Exercise details: Where does the string "puedes" occur in the entries below? Copy every line where it does.

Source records
----------------

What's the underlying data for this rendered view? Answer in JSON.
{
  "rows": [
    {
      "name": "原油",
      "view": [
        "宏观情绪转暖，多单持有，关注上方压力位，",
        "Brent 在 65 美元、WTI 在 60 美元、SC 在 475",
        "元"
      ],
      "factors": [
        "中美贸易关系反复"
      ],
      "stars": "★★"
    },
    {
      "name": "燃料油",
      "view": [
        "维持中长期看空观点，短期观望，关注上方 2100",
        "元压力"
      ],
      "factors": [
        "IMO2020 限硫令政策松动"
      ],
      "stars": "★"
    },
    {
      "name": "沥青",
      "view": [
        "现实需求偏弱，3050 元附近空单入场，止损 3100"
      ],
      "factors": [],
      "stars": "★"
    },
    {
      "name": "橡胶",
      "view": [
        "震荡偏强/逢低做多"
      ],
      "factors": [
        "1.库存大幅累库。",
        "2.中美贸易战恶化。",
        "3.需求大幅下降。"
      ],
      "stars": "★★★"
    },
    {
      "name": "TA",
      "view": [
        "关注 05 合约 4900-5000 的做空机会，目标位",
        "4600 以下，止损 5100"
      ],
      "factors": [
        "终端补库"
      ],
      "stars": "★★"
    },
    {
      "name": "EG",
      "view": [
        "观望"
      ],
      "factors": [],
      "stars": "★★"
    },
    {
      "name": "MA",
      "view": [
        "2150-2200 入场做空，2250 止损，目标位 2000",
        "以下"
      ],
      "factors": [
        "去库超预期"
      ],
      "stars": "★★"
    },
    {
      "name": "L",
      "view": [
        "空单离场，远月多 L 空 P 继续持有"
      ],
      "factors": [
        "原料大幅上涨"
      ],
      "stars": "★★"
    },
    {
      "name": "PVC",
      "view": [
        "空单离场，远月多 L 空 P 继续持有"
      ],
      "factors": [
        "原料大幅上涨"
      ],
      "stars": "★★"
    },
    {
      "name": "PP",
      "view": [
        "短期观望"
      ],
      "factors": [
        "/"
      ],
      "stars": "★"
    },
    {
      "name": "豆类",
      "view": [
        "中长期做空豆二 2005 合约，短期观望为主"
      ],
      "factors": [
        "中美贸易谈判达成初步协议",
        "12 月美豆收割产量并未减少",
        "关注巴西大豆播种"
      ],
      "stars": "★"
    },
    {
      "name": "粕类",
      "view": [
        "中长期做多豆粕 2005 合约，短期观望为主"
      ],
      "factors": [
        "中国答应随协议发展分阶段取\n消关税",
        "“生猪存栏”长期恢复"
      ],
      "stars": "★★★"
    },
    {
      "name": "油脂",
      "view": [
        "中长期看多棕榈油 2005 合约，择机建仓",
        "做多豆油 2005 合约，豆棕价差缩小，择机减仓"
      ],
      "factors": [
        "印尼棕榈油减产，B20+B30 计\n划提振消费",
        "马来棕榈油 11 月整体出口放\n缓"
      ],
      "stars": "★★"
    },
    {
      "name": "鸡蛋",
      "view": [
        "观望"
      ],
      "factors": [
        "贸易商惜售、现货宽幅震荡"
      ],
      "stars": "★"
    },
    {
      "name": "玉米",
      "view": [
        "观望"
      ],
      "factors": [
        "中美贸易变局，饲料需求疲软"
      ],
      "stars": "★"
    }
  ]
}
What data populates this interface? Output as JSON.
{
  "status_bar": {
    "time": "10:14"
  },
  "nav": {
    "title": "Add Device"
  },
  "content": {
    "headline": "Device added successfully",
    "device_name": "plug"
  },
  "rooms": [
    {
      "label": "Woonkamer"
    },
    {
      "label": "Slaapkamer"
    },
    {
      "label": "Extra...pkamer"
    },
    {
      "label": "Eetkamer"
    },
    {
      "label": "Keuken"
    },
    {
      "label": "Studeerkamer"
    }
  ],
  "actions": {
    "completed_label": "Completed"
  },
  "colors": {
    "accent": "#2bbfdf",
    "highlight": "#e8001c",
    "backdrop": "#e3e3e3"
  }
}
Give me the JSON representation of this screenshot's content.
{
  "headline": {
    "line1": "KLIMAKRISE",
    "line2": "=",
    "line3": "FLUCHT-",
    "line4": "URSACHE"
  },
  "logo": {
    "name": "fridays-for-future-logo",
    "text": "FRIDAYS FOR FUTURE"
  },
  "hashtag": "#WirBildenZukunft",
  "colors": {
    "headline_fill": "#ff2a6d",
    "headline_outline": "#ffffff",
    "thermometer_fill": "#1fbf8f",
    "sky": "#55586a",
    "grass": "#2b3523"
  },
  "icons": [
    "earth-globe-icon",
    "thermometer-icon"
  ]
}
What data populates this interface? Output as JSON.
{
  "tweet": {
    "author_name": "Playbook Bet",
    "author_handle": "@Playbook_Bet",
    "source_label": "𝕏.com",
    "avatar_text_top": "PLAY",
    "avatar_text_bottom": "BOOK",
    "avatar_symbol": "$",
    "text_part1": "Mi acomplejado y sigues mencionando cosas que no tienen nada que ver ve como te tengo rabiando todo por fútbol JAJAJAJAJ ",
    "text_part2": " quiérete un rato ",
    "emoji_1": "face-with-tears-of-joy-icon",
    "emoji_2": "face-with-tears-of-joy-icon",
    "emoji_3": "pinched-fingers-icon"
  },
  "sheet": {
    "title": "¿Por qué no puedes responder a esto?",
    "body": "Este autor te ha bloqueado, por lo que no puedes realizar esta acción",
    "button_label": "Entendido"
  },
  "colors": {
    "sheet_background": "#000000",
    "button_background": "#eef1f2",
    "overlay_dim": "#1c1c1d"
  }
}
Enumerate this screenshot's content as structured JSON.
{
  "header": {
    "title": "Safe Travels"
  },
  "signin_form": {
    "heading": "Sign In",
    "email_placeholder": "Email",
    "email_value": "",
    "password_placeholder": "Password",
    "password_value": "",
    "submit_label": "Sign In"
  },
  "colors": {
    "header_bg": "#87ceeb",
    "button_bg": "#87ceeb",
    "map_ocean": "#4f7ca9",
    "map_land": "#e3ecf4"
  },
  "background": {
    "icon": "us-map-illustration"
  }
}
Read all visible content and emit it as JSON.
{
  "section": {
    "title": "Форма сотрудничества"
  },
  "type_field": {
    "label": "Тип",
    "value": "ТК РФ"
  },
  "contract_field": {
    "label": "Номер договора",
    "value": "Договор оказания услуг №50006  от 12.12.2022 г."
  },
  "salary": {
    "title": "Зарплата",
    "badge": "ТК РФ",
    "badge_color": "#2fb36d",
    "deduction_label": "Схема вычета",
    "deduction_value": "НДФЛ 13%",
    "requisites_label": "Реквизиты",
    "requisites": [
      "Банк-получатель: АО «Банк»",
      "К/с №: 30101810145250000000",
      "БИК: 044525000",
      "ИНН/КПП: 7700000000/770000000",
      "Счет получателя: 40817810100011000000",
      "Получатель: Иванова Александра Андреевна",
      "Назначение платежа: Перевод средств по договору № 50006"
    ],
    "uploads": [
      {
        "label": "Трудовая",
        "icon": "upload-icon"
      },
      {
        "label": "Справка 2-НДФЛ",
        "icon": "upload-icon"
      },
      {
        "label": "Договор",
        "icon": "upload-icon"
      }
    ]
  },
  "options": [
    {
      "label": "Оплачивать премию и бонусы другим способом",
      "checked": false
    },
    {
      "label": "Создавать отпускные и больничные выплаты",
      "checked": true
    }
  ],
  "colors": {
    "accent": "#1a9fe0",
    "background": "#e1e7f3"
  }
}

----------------

Written answer:
    "title": "¿Por qué no puedes responder a esto?",
    "body": "Este autor te ha bloqueado, por lo que no puedes realizar esta acción",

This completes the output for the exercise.